■ **PROBLEM TO WORK ON**
Reproduce the data exactly, leaving nothing out.

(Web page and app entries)
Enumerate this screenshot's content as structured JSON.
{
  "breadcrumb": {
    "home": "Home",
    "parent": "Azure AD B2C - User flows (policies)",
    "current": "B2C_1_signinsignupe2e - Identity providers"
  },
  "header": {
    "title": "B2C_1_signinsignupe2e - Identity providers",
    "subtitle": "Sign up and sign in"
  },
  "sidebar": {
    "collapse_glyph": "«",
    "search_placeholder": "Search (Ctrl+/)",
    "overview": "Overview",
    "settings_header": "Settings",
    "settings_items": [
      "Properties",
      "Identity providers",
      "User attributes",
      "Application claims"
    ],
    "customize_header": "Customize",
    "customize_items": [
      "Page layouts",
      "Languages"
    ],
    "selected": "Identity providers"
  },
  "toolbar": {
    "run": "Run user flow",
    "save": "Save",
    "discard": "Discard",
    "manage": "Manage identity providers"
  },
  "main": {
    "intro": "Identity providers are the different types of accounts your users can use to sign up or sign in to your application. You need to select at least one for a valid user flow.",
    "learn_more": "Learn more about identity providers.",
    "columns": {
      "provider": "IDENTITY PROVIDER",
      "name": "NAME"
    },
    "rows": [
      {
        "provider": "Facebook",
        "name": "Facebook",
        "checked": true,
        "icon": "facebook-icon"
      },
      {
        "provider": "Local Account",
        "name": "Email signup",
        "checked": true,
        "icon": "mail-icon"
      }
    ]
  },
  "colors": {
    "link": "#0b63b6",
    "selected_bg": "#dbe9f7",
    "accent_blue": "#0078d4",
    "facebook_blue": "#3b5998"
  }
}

■ **PROBLEM SOLUTION**
Enumerate this screenshot's content as structured JSON.
{
  "breadcrumb": {
    "home": "Home",
    "parent": "Azure AD B2C - User flows (policies)",
    "current": "B2C_1_signinsignupe2e - Identity providers"
  },
  "header": {
    "title": "B2C_1_signinsignupe2e - Identity providers",
    "subtitle": "Sign up and sign in"
  },
  "sidebar": {
    "collapse_glyph": "«",
    "search_placeholder": "Search (Ctrl+/)",
    "overview": "Overview",
    "settings_header": "Settings",
    "settings_items": [
      "Properties",
      "Identity providers",
      "User attributes",
      "Application claims"
    ],
    "customize_header": "Customize",
    "customize_items": [
      "Page layouts",
      "Languages"
    ],
    "selected": "Identity providers"
  },
  "toolbar": {
    "run": "Run user flow",
    "save": "Save",
    "discard": "Discard",
    "manage": "Manage identity providers"
  },
  "main": {
    "intro": "Identity providers are the different types of accounts your users can use to sign up or sign in to your application. You need to select at least one for a valid user flow.",
    "learn_more": "Learn more about identity providers.",
    "columns": {
      "provider": "IDENTITY PROVIDER",
      "name": "NAME"
    },
    "rows": [
      {
        "provider": "Facebook",
        "name": "Facebook",
        "checked": true,
        "icon": "facebook-icon"
      },
      {
        "provider": "Local Account",
        "name": "Email signup",
        "checked": true,
        "icon": "mail-icon"
      }
    ]
  },
  "colors": {
    "link": "#0b63b6",
    "selected_bg": "#dbe9f7",
    "accent_blue": "#0078d4",
    "facebook_blue": "#3b5998"
  }
}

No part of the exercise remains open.